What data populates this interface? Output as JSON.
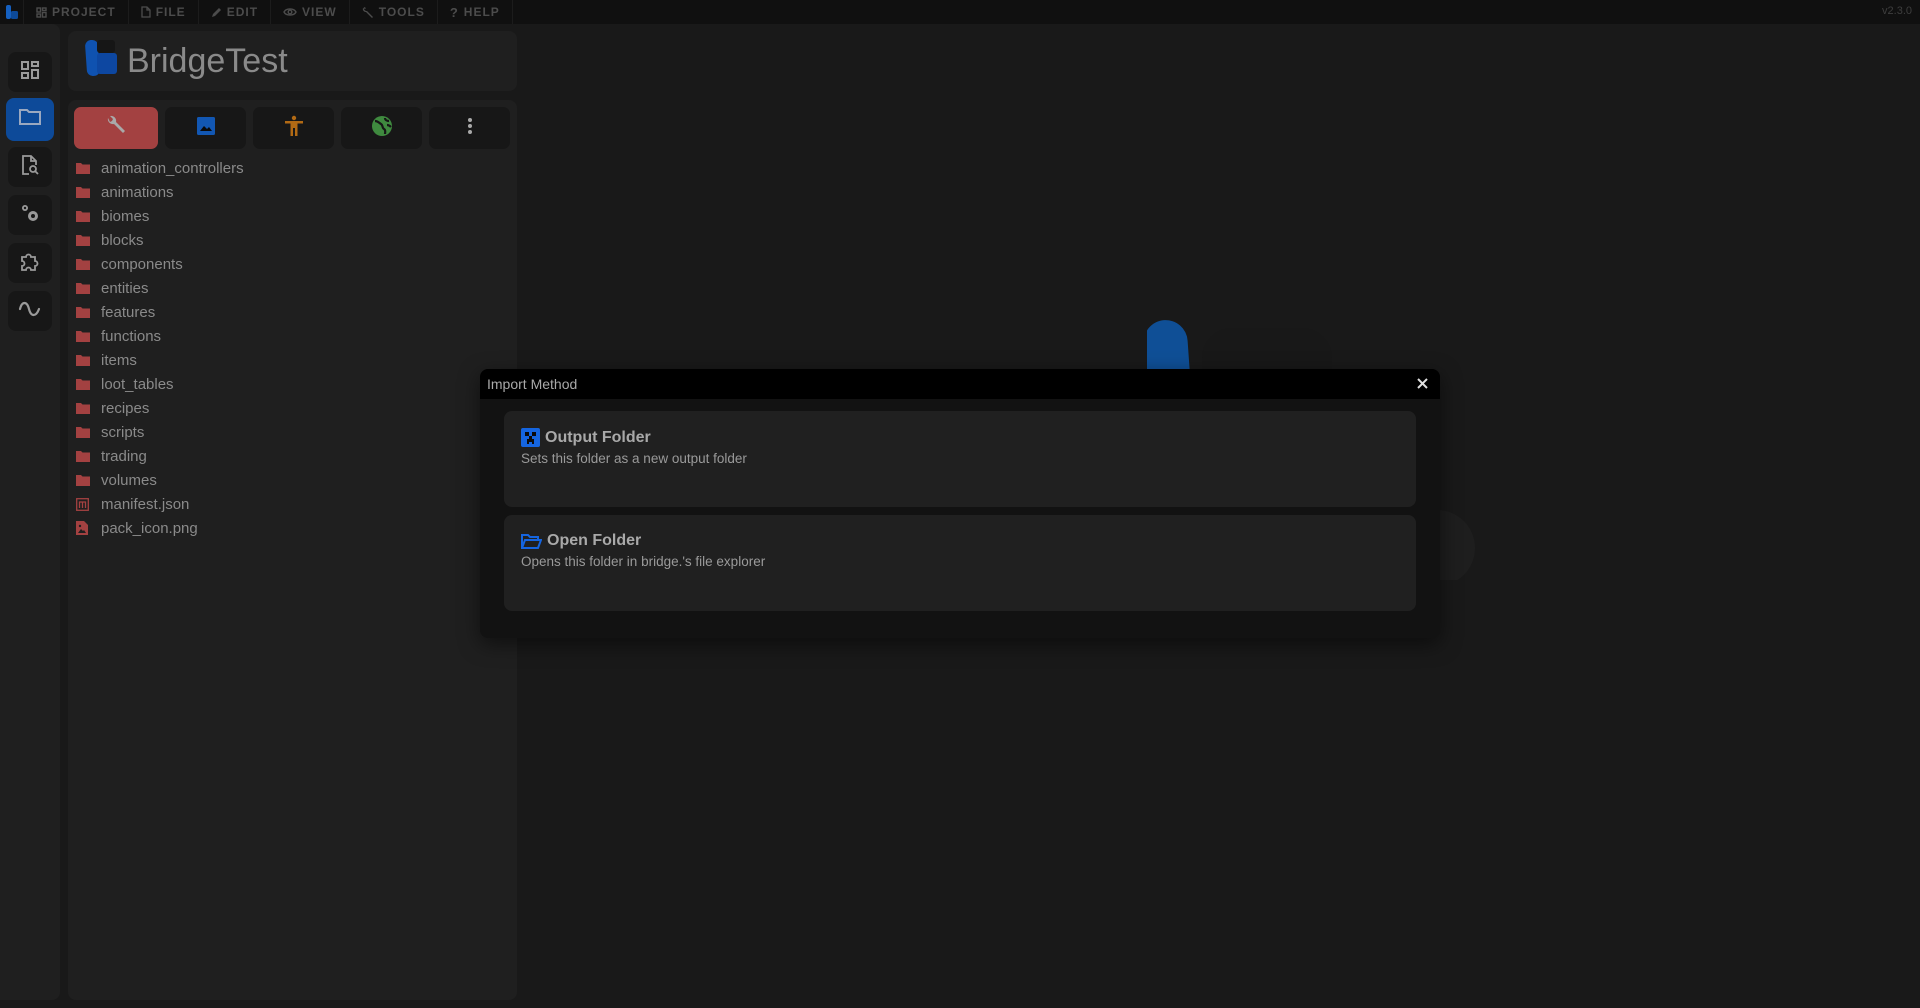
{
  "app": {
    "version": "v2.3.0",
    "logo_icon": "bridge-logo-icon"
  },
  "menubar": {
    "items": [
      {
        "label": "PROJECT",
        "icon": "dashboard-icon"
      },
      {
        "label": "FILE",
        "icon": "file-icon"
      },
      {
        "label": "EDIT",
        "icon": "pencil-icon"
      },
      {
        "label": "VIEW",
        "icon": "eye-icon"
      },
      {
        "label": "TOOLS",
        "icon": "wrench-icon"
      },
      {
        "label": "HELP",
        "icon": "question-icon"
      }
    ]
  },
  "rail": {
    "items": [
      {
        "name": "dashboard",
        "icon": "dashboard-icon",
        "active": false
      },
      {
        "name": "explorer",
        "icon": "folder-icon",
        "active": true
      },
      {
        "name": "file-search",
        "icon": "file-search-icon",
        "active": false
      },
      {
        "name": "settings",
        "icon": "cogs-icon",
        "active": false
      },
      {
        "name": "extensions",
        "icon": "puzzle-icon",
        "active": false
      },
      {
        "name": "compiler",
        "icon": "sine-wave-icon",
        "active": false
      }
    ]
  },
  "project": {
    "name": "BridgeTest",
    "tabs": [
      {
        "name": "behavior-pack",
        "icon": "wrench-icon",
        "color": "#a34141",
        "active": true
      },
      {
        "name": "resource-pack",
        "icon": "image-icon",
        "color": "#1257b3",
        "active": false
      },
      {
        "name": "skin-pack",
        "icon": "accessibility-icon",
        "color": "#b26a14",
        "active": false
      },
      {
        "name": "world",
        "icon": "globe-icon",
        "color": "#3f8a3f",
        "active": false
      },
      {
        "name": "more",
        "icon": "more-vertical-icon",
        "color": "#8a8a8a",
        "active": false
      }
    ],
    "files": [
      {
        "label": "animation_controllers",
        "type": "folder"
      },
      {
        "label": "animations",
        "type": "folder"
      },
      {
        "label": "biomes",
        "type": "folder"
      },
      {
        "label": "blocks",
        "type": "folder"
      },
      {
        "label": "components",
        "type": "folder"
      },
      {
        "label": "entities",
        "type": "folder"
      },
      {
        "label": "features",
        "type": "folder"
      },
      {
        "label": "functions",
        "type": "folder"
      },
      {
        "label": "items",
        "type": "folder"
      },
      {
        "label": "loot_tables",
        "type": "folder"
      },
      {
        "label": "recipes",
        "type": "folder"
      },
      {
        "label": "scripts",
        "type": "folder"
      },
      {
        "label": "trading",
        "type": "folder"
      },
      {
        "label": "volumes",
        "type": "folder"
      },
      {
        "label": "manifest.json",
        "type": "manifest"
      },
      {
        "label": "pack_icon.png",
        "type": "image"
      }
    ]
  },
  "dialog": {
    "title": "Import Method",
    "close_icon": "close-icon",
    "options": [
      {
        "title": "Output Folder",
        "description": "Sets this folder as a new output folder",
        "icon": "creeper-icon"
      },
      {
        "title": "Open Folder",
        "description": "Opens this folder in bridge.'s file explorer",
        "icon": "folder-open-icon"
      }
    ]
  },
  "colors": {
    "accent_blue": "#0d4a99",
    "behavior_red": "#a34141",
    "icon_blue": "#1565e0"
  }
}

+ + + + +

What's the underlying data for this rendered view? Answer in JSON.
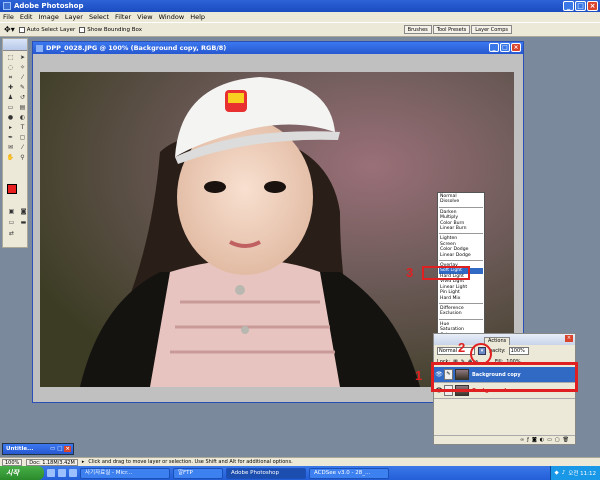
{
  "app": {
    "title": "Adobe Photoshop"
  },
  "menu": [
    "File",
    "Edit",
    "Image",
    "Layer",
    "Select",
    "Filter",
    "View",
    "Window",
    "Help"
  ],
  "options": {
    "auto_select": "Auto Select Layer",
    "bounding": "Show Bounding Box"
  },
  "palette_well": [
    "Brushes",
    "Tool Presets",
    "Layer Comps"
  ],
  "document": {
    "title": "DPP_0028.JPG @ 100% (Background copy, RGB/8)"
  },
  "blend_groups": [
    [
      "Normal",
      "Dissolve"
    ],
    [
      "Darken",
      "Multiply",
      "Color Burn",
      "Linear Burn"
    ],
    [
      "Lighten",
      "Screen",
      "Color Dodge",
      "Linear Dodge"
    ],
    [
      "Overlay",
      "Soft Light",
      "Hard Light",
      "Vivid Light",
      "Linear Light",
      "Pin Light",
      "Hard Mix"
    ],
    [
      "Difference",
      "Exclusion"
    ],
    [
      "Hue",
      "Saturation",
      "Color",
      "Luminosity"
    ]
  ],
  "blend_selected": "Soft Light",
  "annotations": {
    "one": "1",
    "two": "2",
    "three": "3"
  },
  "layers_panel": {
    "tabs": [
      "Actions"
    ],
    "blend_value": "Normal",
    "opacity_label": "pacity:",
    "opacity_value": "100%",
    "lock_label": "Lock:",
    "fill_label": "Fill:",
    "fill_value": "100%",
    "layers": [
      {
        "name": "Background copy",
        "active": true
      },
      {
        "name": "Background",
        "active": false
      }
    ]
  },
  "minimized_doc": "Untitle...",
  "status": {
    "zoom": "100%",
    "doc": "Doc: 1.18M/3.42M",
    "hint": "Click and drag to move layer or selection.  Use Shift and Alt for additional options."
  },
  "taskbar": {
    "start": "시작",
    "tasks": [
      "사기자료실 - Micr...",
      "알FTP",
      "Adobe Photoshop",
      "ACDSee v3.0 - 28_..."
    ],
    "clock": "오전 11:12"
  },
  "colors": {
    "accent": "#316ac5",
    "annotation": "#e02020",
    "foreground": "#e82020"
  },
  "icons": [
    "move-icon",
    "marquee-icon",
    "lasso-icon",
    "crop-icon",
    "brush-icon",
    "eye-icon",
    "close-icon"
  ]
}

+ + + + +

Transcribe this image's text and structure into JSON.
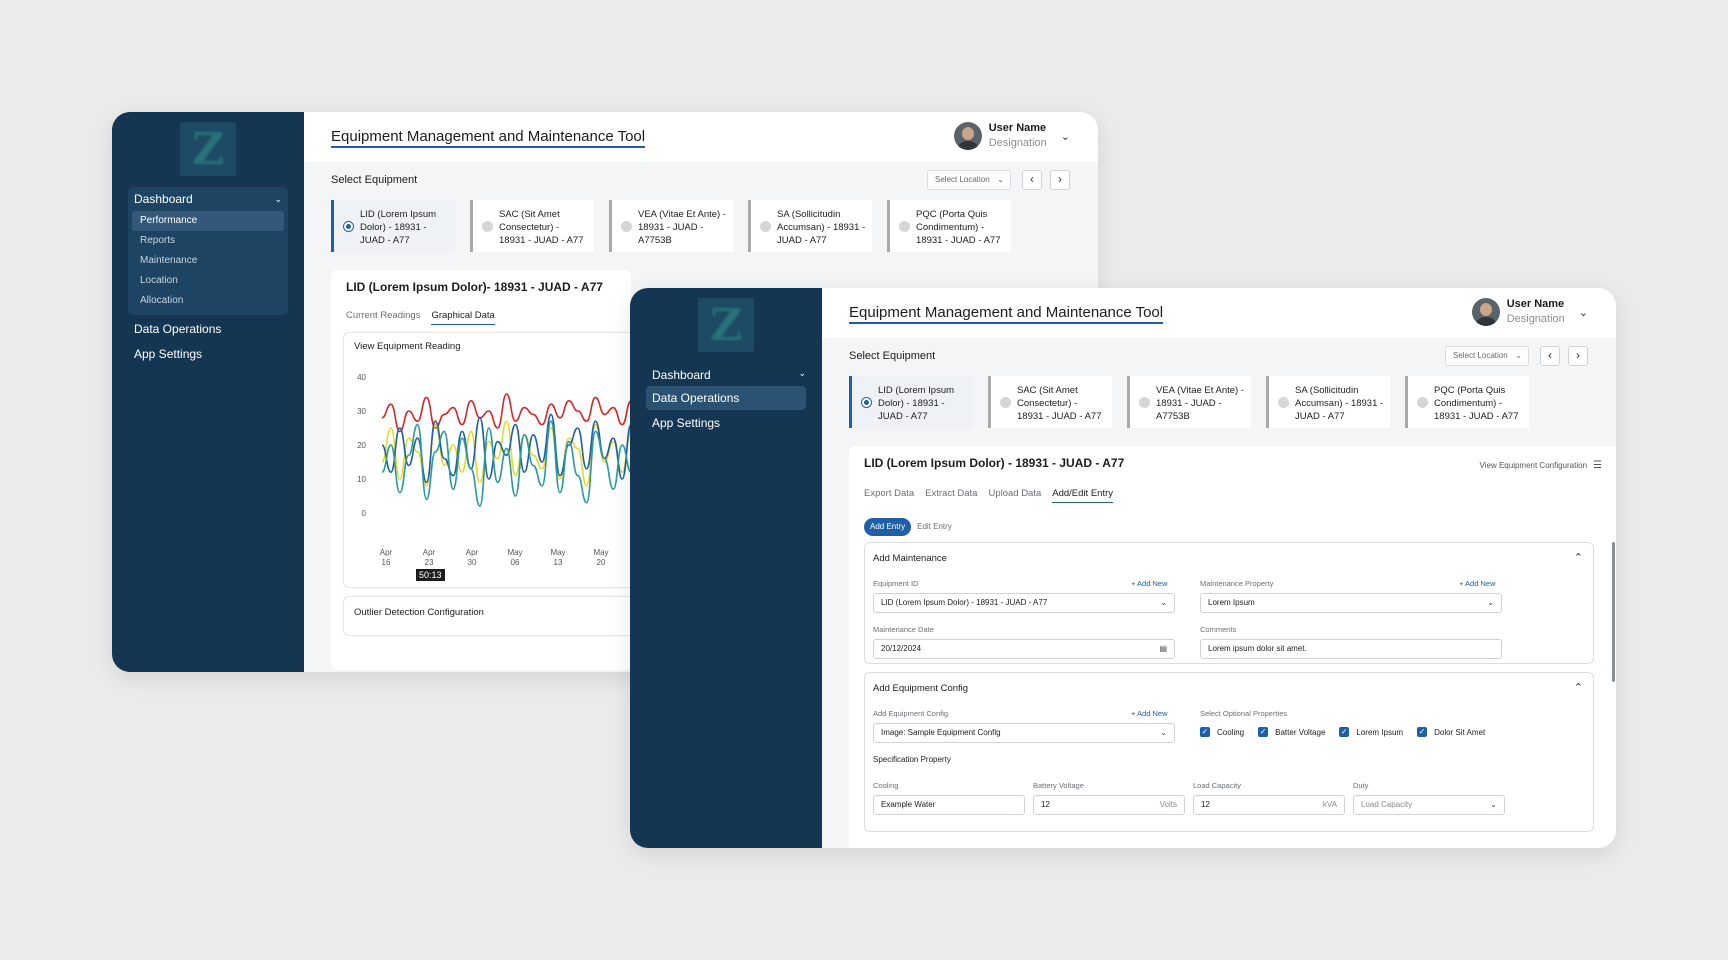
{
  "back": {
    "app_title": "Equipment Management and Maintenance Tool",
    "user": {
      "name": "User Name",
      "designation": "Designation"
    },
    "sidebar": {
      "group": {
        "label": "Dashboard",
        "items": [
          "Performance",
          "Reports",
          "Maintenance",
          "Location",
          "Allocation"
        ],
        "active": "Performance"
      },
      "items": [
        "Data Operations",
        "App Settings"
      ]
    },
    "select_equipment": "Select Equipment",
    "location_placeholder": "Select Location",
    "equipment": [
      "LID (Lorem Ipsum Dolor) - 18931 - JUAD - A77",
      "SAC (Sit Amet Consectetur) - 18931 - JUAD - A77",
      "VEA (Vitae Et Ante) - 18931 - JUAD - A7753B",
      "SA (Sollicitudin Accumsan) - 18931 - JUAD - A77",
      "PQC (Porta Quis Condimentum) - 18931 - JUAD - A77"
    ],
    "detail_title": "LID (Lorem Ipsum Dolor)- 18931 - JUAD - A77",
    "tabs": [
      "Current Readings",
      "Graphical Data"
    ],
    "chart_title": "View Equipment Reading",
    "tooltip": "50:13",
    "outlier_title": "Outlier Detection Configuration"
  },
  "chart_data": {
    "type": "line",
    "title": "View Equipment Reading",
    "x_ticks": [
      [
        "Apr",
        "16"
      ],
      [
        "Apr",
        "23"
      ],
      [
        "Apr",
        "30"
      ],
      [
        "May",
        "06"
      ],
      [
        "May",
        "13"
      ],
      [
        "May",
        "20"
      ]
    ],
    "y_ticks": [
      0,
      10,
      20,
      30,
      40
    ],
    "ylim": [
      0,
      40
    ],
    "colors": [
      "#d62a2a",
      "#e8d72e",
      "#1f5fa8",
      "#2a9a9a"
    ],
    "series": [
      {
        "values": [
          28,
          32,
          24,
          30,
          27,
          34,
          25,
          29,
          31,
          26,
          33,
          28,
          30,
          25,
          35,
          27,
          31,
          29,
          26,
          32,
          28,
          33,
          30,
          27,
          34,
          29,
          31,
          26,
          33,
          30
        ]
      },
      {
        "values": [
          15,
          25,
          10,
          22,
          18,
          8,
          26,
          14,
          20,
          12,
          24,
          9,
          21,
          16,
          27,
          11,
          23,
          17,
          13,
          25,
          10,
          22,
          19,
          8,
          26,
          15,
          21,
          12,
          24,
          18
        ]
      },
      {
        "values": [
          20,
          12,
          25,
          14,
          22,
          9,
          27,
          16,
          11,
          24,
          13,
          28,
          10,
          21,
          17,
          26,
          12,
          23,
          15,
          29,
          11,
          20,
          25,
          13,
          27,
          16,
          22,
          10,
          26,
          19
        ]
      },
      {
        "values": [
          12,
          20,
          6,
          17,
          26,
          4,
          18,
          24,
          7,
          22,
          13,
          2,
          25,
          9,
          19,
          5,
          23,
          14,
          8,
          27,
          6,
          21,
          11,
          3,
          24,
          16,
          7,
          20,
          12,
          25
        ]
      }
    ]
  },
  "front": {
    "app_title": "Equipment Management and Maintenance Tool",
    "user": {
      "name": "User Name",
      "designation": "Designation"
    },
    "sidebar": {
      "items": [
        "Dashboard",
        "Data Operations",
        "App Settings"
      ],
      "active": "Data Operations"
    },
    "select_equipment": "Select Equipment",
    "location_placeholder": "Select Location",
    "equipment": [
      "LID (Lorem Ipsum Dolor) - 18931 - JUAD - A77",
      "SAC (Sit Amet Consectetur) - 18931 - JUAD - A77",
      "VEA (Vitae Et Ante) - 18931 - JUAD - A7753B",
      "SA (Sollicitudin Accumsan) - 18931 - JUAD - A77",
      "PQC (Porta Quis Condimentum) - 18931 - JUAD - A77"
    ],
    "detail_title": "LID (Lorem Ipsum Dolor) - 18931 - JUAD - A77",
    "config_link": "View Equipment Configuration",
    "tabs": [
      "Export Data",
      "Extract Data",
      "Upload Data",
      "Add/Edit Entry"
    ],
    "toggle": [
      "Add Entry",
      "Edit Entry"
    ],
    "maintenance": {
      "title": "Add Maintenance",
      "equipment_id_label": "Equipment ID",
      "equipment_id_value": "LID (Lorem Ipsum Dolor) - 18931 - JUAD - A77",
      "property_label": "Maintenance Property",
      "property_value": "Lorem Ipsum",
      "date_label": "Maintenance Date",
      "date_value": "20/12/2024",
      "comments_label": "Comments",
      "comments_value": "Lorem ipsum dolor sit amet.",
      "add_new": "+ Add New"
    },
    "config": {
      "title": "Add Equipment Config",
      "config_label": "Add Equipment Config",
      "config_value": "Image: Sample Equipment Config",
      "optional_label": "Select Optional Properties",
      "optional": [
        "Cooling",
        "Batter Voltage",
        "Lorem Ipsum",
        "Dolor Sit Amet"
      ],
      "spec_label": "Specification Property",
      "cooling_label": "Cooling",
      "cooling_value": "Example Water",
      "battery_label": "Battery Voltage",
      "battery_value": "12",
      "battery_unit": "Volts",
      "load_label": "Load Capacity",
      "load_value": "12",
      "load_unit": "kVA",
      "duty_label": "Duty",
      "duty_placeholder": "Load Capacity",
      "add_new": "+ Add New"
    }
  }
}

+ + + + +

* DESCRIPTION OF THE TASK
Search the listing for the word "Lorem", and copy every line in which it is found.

* OUTPUT FOR THIS EXERCISE
      "LID (Lorem Ipsum Dolor) - 18931 - JUAD - A77",
    "detail_title": "LID (Lorem Ipsum Dolor)- 18931 - JUAD - A77",
      "LID (Lorem Ipsum Dolor) - 18931 - JUAD - A77",
    "detail_title": "LID (Lorem Ipsum Dolor) - 18931 - JUAD - A77",
      "equipment_id_value": "LID (Lorem Ipsum Dolor) - 18931 - JUAD - A77",
      "property_value": "Lorem Ipsum",
      "comments_value": "Lorem ipsum dolor sit amet.",
        "Lorem Ipsum",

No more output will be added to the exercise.